Did Pink Panther Jewel Thieves Rob Kim Kardashian?

After armed gunmen stole $9 million worth of jewelry from celeb's French hotel room, world is left to wonder who's behind heist

The Pink Panther jewelry thieves have conducted over 380 heists across 35 countries, according to international police.
Did Pink Panther Jewel Thieves Rob Kim Kardashian?

No matter where she falls on the altar of public opinion, Kim Kardashian is a human being with human emotions and, as such, was likely terrified when two armed gunmen dressed as police officers kicked in the door of her Paris apartment early Monday morning. The assailants bound and gagged her, forced her into the bathtub and stole some $9 million in jewelry from her arsenal of luxury. She survived, understandably rattled but fortunately unharmed. Concerns about her safety assuaged, investigators have turned their attention to uncovering who would be so bold as to trample on the safety of the central Kardashian: pop culture doyenne, boss business move maker, mother of North and Saint, wife of Kanye. According to the speculation of French and British media, the robbery could be the handiwork of a gang of international jewel thieves called the Pink Panthers.

Since the early 1990s the collective – estimated to be 150 to 200 strong, mostly men and a handful of women, comprised largely of Serbs from Montenegro, Croatia, Bosnia and Serbia – has hit glamorous targets in the world's swankiest cities. Their style is smash and grab. A stunning $31 million diamond necklace with a 1,225-carat center stone, known as the Comtesse de Vendôme, jacked from a Tokyo jeweler? They did that in less than a minute, making history for the biggest jewelry take ever in Japan. The theft of $136 million worth of gems and jewels from the Carlton International Hotel in Cannes by a single gunman in broad daylight? They're suspects in that too, setting another record for pulling off the largest jewelry theft ever in France. Since 1999, they've pulled some 380 heists across 35 countries, bringing in an estimated $372 million in stolen goods that are rarely, if ever, recovered.

Police have been methodically plucking off leadership to weaken the gang's executional power, using DNA, fingerprints and, in some more brazen cases, facial recognition when gang members committed their crimes unmasked. In 2005, three Pink Panthers were arrested in Belgrade. Two years later, the ringleader of the Comtesse de Vendome heist was sentenced to seven years in prison. In 2009, French police arrested three more members who'd been spotted loitering near jewelry shops in Monaco. The march of the arrested and prosecuted has continued, inspiring Interpol, the international police organization, to recently shutter its nine-year-old Project Pink Panthers, believing the gang to be weakened and splintered and no longer posing a threat to the glitterati.

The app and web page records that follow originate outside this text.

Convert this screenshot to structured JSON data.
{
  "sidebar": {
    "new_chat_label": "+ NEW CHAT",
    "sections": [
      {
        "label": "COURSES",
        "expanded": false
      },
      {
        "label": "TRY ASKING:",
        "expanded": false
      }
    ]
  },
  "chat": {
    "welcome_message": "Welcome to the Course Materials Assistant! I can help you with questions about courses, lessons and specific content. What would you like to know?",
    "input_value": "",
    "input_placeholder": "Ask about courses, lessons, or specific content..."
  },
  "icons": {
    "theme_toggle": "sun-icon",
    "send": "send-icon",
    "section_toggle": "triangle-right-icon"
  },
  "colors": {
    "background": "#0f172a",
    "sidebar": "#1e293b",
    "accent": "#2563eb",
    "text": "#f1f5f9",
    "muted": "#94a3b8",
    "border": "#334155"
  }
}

Still, the Kardashian case bears a striking resemblance to the Pink Panthers' signature modus operandi. Their calculated planning and efficient intelligence is the cornerstone of both their evasion and success. They're multilingual. They regenerate quickly. They opt for disguises that defy the stereotypically tailored wardrobe of an international crime ring, choosing low-key get ups like touristy Hawaiian shirts and golf gear, police uniforms and construction dickies to blend in. Their operation is both smart and swift. Once, they slathered a bench with a fresh coat of paint to deter any would-be witnesses from sitting on it. That attention to detail comes with homework before execution. 

Their audacity is as legendary as their crimes, making them something of a folkloric superpower in a geographical area hobbled by flagging industry and the aftermath of war. Dragan Ilic, a morning radio show host in Belgrade, told the Los Angeles Times, "They've become more than pure criminals, they're heroes." Even their name has a story behind it, bestowed in absentia by Scotland Yard after a blue diamond ring worth hundreds of thousands of dollars was unearthed from a jar of beauty cream, similar to a trick pulled in the original Pink Panther movie. And so they were legitimized, as most criminals are when their existence is stamped by public notoriety.

If they did commit the Kardashian heist, they could have easily done their research by studying her digs – i.e. her apartment in Hotel Pourtalès, favored by other elites like Madonna, Prince and Leonardo Di Caprio – and combing through her social media. Her life of opulence played out, post by post, could have made their research a little easier, Paris police spokeswoman Johanna Primevert told the Associated Press on Monday. The key calling card of the Pink Panthers: typically keeping violence to a minimum to avoid attracting the additional media attention and dogged police work that coincides with brutality. Luckily for Kim, whoever pulled off the robbery – whether or not it was the Pink Panthers themselves – stuck to that formula. And even the suggestion that they're behind this very public heist adds another layer to the mystery that makes the Pink Panthers part criminal enterprise, part folkloric legend.